Rochester dog deemed ‘dangerous’ after police encounter
ROCHESTER — Nomad, a 12-year-old American Bulldog owned by Rochester resident John Mccusker, has been deemed “dangerous” by the Rochester Select Board after three alleged encounters with police officers.
“On several occasions the dog has been used against police officers [while they were] trying to apprehend involved suspects,” wrote Rochester Police Chief Robert Small in a report submitted to the Select Board.
These alleged incidents took place on July 8, 2021, Oct. 18, 2021, and Feb. 11, 2023.
Patrol Officer Brendan Emberg said he was bitten by Nomad when entering Mccusker’s home for a wellness check on July 8, 2021.
“I made entry. As I went in with the fire department [and] EMS, the dog came down the stairs and immediately bit [my elbow],” testified Emberg during a public hearing on Monday, April 3. “I had to draw my taser, deploy my taser … I had to use several deployments … to repel the dog from attacking me again.”
Emberg later used pepper spray to further subdue the dog, he said.
“There was not a soul in my house,” said Mccusker. “[Emberg] walked into my house … into [the dog’s] own domain, the dog has every right to bite.”
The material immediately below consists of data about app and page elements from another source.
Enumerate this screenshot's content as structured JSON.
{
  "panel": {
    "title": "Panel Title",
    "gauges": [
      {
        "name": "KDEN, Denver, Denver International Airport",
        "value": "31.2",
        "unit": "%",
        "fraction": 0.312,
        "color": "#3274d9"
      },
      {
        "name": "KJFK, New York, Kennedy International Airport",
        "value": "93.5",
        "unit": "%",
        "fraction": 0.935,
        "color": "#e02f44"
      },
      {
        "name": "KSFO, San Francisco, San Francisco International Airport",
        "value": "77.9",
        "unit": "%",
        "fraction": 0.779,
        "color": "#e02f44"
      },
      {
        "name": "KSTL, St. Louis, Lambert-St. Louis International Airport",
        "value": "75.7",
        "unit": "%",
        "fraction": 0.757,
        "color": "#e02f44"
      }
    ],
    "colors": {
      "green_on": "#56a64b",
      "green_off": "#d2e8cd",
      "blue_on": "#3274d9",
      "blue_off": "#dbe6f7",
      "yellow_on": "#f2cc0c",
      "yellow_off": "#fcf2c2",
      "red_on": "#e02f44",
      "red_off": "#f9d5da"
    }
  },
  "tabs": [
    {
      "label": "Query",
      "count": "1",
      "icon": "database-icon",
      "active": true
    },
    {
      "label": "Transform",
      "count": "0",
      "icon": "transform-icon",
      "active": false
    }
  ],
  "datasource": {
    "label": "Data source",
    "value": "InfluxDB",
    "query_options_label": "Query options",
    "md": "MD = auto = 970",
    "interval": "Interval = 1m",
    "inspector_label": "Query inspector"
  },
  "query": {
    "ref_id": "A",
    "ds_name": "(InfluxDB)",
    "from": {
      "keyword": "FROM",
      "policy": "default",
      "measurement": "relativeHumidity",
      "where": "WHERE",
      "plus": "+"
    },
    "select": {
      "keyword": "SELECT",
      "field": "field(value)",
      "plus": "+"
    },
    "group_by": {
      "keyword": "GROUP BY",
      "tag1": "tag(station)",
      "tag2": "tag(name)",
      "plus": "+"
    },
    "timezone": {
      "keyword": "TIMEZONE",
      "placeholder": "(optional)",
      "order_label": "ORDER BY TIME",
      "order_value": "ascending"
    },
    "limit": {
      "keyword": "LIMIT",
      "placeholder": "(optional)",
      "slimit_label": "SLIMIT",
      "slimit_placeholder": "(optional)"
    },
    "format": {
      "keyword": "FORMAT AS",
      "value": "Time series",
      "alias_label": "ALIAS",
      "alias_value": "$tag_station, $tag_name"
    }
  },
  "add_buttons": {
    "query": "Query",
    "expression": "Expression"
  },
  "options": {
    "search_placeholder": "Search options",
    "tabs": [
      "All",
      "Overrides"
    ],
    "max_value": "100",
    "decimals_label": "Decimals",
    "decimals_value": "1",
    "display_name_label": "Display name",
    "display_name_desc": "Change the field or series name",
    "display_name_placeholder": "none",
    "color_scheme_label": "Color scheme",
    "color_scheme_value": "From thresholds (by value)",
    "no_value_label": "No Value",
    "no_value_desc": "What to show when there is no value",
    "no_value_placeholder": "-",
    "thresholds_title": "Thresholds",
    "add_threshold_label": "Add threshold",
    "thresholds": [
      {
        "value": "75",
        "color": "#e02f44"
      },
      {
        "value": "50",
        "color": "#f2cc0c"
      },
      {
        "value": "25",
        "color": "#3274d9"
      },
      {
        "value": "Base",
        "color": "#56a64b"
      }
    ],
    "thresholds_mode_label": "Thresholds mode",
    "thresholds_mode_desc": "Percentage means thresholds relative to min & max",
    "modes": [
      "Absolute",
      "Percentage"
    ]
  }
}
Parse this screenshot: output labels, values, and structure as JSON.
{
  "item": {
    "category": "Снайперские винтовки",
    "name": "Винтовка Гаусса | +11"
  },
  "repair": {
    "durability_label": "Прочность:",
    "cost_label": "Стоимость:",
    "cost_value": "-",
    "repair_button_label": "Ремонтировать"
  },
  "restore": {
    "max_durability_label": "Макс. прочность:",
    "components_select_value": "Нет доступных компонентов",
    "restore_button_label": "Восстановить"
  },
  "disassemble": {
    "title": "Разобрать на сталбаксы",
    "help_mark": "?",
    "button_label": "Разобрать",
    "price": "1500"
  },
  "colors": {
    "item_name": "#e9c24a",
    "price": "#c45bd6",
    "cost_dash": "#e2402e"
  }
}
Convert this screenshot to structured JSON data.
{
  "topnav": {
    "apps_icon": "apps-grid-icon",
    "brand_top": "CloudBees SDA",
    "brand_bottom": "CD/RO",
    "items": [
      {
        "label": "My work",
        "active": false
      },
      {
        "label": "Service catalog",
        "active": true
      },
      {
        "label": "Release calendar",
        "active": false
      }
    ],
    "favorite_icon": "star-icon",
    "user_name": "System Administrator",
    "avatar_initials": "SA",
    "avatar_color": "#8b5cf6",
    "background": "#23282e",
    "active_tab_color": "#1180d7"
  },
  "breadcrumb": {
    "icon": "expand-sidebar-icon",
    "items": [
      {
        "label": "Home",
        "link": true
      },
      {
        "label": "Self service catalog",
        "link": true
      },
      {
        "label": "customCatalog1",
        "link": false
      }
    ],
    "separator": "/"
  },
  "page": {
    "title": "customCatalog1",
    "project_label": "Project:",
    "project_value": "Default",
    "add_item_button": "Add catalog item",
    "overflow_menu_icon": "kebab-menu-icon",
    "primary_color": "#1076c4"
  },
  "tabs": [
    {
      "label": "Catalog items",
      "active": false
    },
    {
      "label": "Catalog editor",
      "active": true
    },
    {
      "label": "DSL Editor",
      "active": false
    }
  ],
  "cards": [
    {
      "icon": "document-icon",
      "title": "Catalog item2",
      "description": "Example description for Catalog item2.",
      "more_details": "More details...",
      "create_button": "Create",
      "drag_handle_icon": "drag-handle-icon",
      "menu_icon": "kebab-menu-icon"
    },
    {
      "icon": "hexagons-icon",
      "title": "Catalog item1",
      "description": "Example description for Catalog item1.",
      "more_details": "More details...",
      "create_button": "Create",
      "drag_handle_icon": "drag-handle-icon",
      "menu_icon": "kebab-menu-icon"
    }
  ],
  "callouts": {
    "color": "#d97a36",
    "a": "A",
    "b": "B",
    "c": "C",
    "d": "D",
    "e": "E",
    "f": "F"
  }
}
During the hearing Mccusker presented a video of Nomad “walking by seven animals … inside Petco, walking freely — not a growl, not a bark.”
During the other two incidents on Oct. 18, 2021 and Feb. 11, 2023 Mccusker allegedly threatened to unleash his dog on officers while they were on his property.
According to Mccusker, when police have a warrant to enter his house, he puts Nomad away.
“If you don’t have a warrant I will not comply,” he said. “It’s not the dog’s fault.”
“Based on all these circumstances, [Mccusker] has used the dog as a weapon,” said Small in a closing statement. “It’s a felonious assault on police officers, it’s unacceptable and I feel we need to address it.”
For the Select Board, determining that Nomad should be designated a “dangerous” dog was not an easy decision.
“I find this difficult,” said Select Board Chair Woody Hartley. “As so many dog hearings are, it’s not really the dog” that is the root of the issue.
An initial motion by Select Board member Brad Morse to deem Nomad “dangerous” was not supported by the rest of the board.
“The dog hasn’t attacked anybody outside of the home,” said Select Board member Paul Ciaburri.
“I want to support our department,” said Hartley. “But I want to be fair to the animal.”
Ultimately, the Select Board voted that Nomad be designated a “dangerous” dog, pending a six-month review for good behavior. In the meantime, Nomad is to be “humanely restrained” to Mccusker’s property.
“I’m happy that they found the dog dangerous based on the use by the owner,” said Small. “Maybe he’ll learn something, six months isn’t a long time but I think it’ll give us some time to evaluate and … see how things have gone.”